Dataset rows describing interfaces:

####

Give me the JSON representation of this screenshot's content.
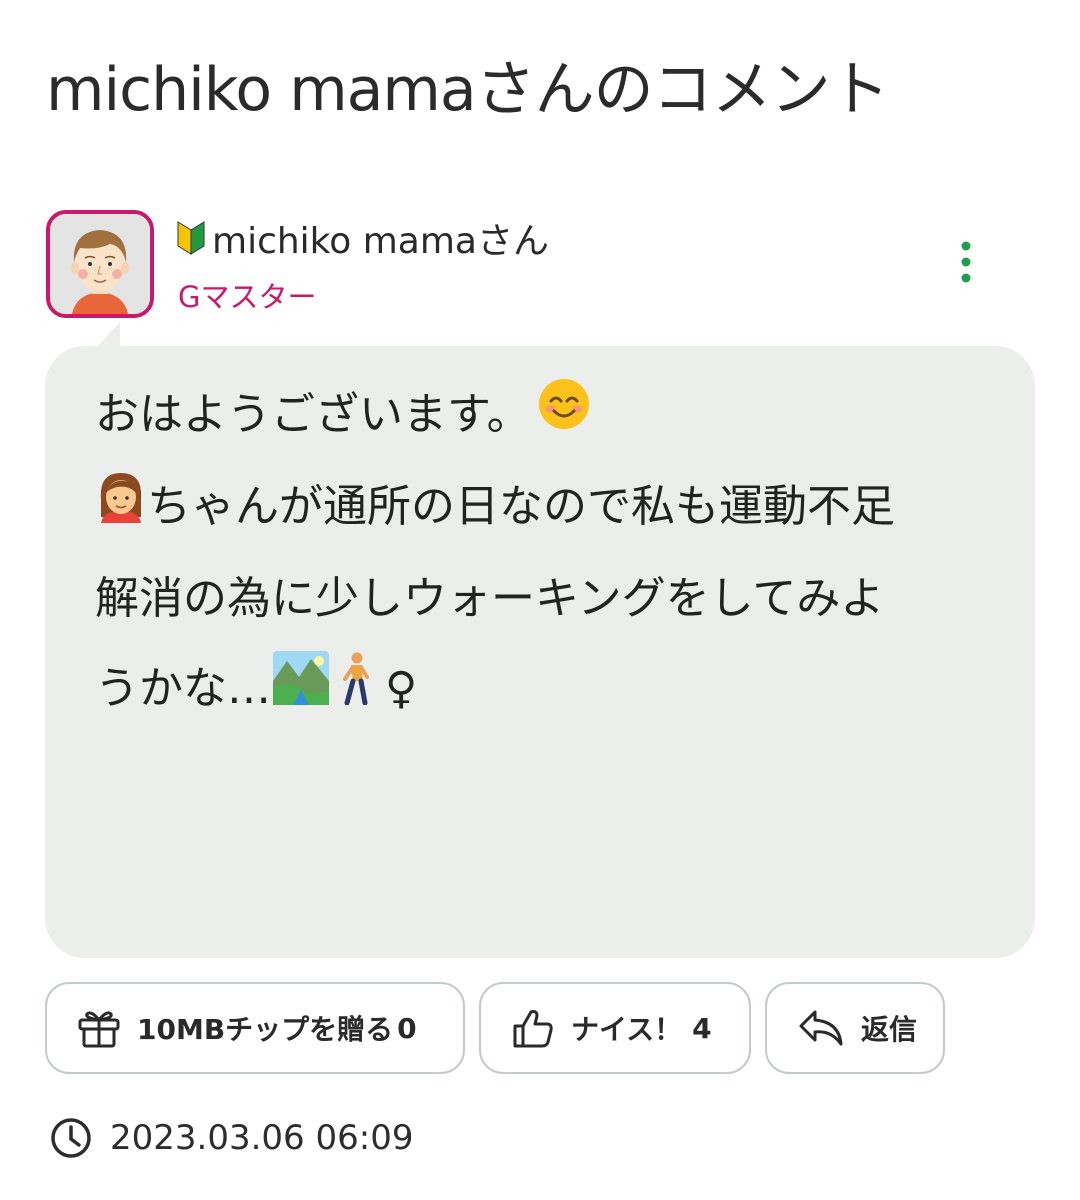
{
  "header": {
    "title": "michiko mamaさんのコメント"
  },
  "user": {
    "name": "michiko mamaさん",
    "rank": "Gマスター",
    "badge_icon": "beginner-mark-icon",
    "avatar_icon": "avatar-illustration",
    "accent_color": "#c8196a"
  },
  "comment": {
    "lines": [
      "おはようございます。",
      "ちゃんが通所の日なので私も運動不足",
      "解消の為に少しウォーキングをしてみよ",
      "うかな…"
    ],
    "emojis": [
      "smiling-face-emoji",
      "woman-emoji",
      "national-park-emoji",
      "person-walking-emoji",
      "female-sign"
    ],
    "trailing_symbol": "♀"
  },
  "actions": {
    "gift_label": "10MBチップを贈る",
    "gift_count": "0",
    "nice_label": "ナイス！",
    "nice_count": "4",
    "reply_label": "返信"
  },
  "meta": {
    "timestamp": "2023.03.06 06:09"
  },
  "colors": {
    "bubble_bg": "#ebeeeb",
    "more_icon": "#1aa04a",
    "button_border": "#c4cbc7"
  }
}
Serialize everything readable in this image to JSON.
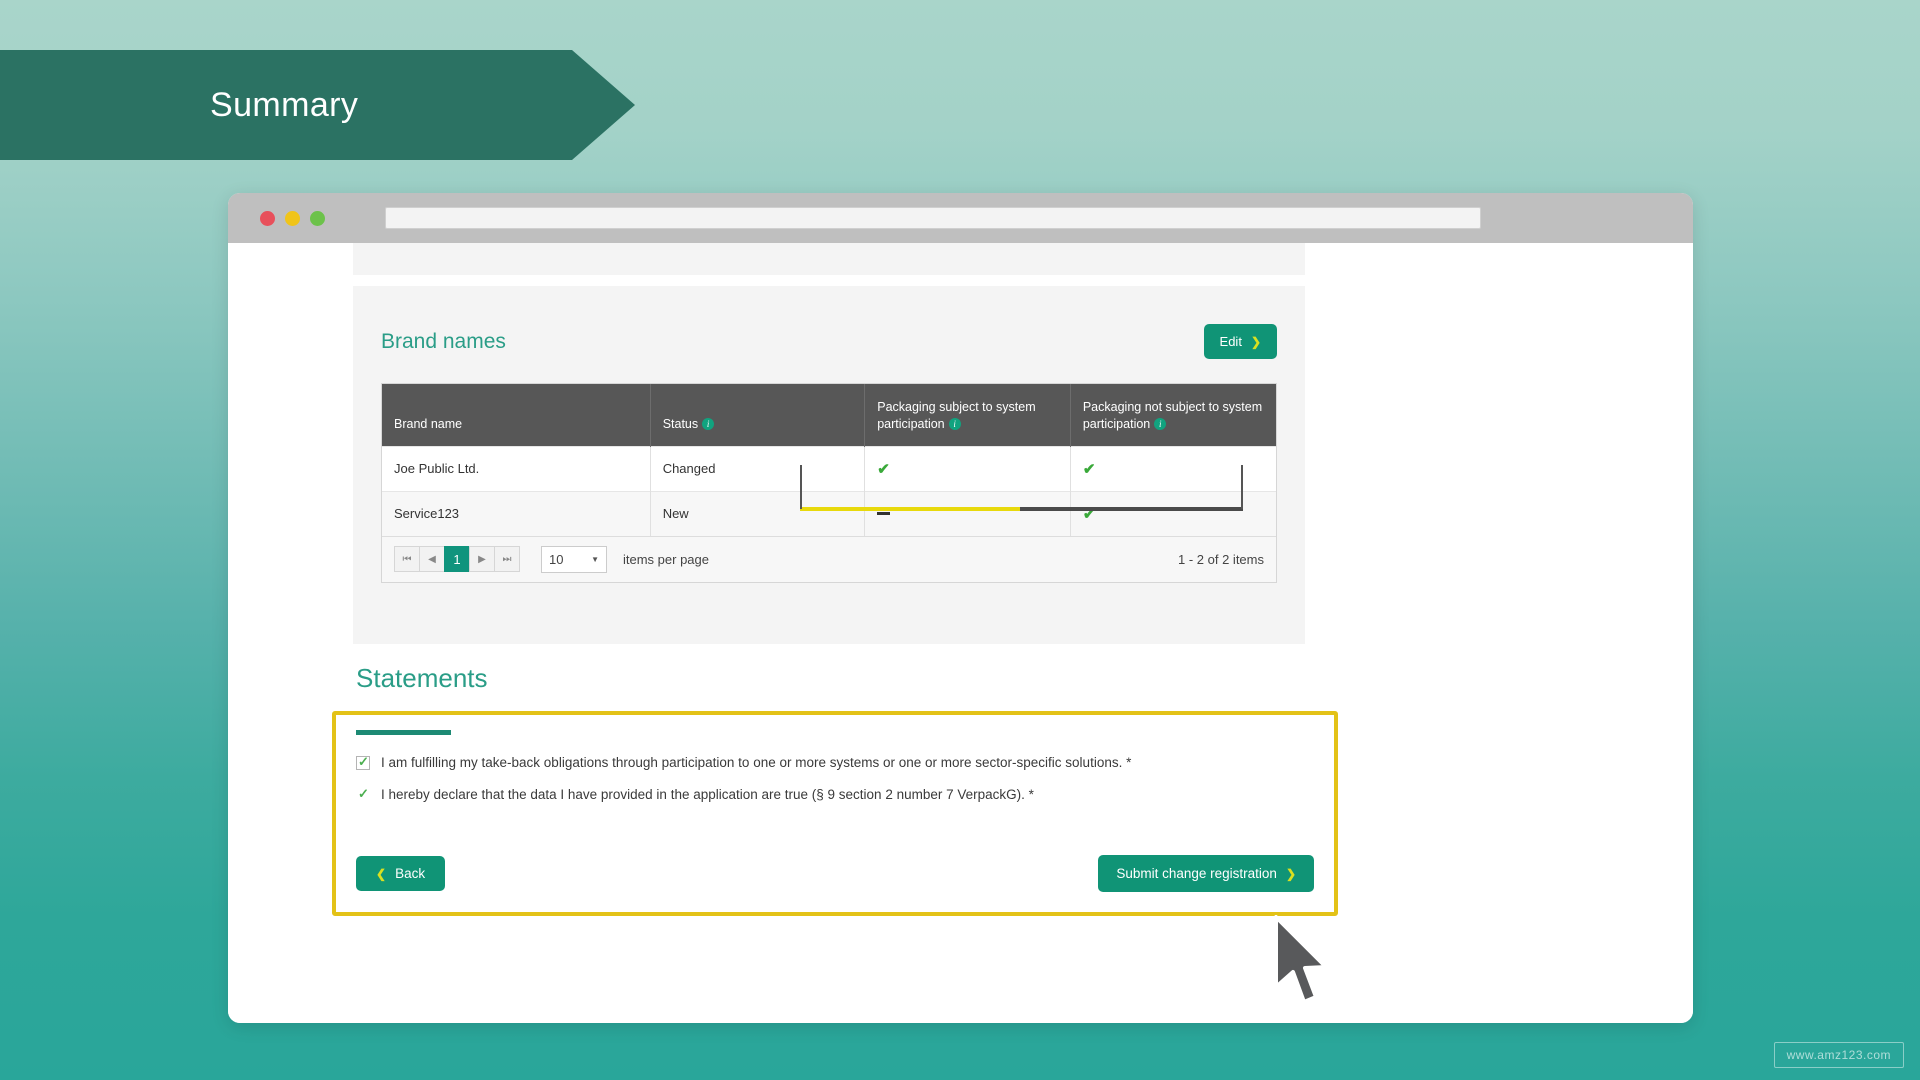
{
  "banner": {
    "title": "Summary"
  },
  "browser": {
    "traffic_lights": [
      "close-red",
      "minimize-yellow",
      "maximize-green"
    ],
    "address_value": "",
    "address_placeholder": ""
  },
  "brand_panel": {
    "title": "Brand names",
    "edit_button": "Edit",
    "edit_chevron": "chevron-right-icon",
    "table": {
      "columns": [
        {
          "label": "Brand name",
          "has_info_icon": false
        },
        {
          "label": "Status",
          "has_info_icon": true
        },
        {
          "label": "Packaging subject to system participation",
          "has_info_icon": true
        },
        {
          "label": "Packaging not subject to system participation",
          "has_info_icon": true
        }
      ],
      "rows": [
        {
          "brand_name": "Joe Public Ltd.",
          "status": "Changed",
          "subject": "check",
          "not_subject": "check"
        },
        {
          "brand_name": "Service123",
          "status": "New",
          "subject": "dash",
          "not_subject": "check"
        }
      ]
    },
    "pager": {
      "first": "⏮",
      "prev": "◀",
      "page": "1",
      "next": "▶",
      "last": "⏭",
      "page_size": "10",
      "page_size_label": "items per page",
      "range_label": "1 - 2 of 2 items"
    }
  },
  "statements": {
    "title": "Statements",
    "items": [
      {
        "checked": true,
        "text": "I am fulfilling my take-back obligations through participation to one or more systems or one or more sector-specific solutions. *"
      },
      {
        "checked": true,
        "text": "I hereby declare that the data I have provided in the application are true (§ 9 section 2 number 7 VerpackG). *"
      }
    ],
    "back_button": "Back",
    "back_chevron": "chevron-left-icon",
    "submit_button": "Submit change registration",
    "submit_chevron": "chevron-right-icon"
  },
  "watermark": "www.amz123.com",
  "colors": {
    "banner_bg": "#2b7263",
    "brand_teal": "#2a9d87",
    "button_green": "#109476",
    "chevron_yellow": "#d9e021",
    "table_header": "#575757",
    "check_green": "#3aa93a",
    "annotation_yellow": "#e3c217",
    "annotation_dark": "#4a4a4a",
    "page_bg_top": "#a9d5ca",
    "page_bg_bottom": "#29a69a"
  }
}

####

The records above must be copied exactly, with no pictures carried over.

_SOLUTION TO THE PROBLEM_.
Give me the JSON representation of this screenshot's content.
{
  "header": {
    "title": "michiko mamaさんのコメント"
  },
  "user": {
    "name": "michiko mamaさん",
    "rank": "Gマスター",
    "badge_icon": "beginner-mark-icon",
    "avatar_icon": "avatar-illustration",
    "accent_color": "#c8196a"
  },
  "comment": {
    "lines": [
      "おはようございます。",
      "ちゃんが通所の日なので私も運動不足",
      "解消の為に少しウォーキングをしてみよ",
      "うかな…"
    ],
    "emojis": [
      "smiling-face-emoji",
      "woman-emoji",
      "national-park-emoji",
      "person-walking-emoji",
      "female-sign"
    ],
    "trailing_symbol": "♀"
  },
  "actions": {
    "gift_label": "10MBチップを贈る",
    "gift_count": "0",
    "nice_label": "ナイス！",
    "nice_count": "4",
    "reply_label": "返信"
  },
  "meta": {
    "timestamp": "2023.03.06 06:09"
  },
  "colors": {
    "bubble_bg": "#ebeeeb",
    "more_icon": "#1aa04a",
    "button_border": "#c4cbc7"
  }
}
Serialize everything readable in this image to JSON.
{
  "banner": {
    "title": "Summary"
  },
  "browser": {
    "traffic_lights": [
      "close-red",
      "minimize-yellow",
      "maximize-green"
    ],
    "address_value": "",
    "address_placeholder": ""
  },
  "brand_panel": {
    "title": "Brand names",
    "edit_button": "Edit",
    "edit_chevron": "chevron-right-icon",
    "table": {
      "columns": [
        {
          "label": "Brand name",
          "has_info_icon": false
        },
        {
          "label": "Status",
          "has_info_icon": true
        },
        {
          "label": "Packaging subject to system participation",
          "has_info_icon": true
        },
        {
          "label": "Packaging not subject to system participation",
          "has_info_icon": true
        }
      ],
      "rows": [
        {
          "brand_name": "Joe Public Ltd.",
          "status": "Changed",
          "subject": "check",
          "not_subject": "check"
        },
        {
          "brand_name": "Service123",
          "status": "New",
          "subject": "dash",
          "not_subject": "check"
        }
      ]
    },
    "pager": {
      "first": "⏮",
      "prev": "◀",
      "page": "1",
      "next": "▶",
      "last": "⏭",
      "page_size": "10",
      "page_size_label": "items per page",
      "range_label": "1 - 2 of 2 items"
    }
  },
  "statements": {
    "title": "Statements",
    "items": [
      {
        "checked": true,
        "text": "I am fulfilling my take-back obligations through participation to one or more systems or one or more sector-specific solutions. *"
      },
      {
        "checked": true,
        "text": "I hereby declare that the data I have provided in the application are true (§ 9 section 2 number 7 VerpackG). *"
      }
    ],
    "back_button": "Back",
    "back_chevron": "chevron-left-icon",
    "submit_button": "Submit change registration",
    "submit_chevron": "chevron-right-icon"
  },
  "watermark": "www.amz123.com",
  "colors": {
    "banner_bg": "#2b7263",
    "brand_teal": "#2a9d87",
    "button_green": "#109476",
    "chevron_yellow": "#d9e021",
    "table_header": "#575757",
    "check_green": "#3aa93a",
    "annotation_yellow": "#e3c217",
    "annotation_dark": "#4a4a4a",
    "page_bg_top": "#a9d5ca",
    "page_bg_bottom": "#29a69a"
  }
}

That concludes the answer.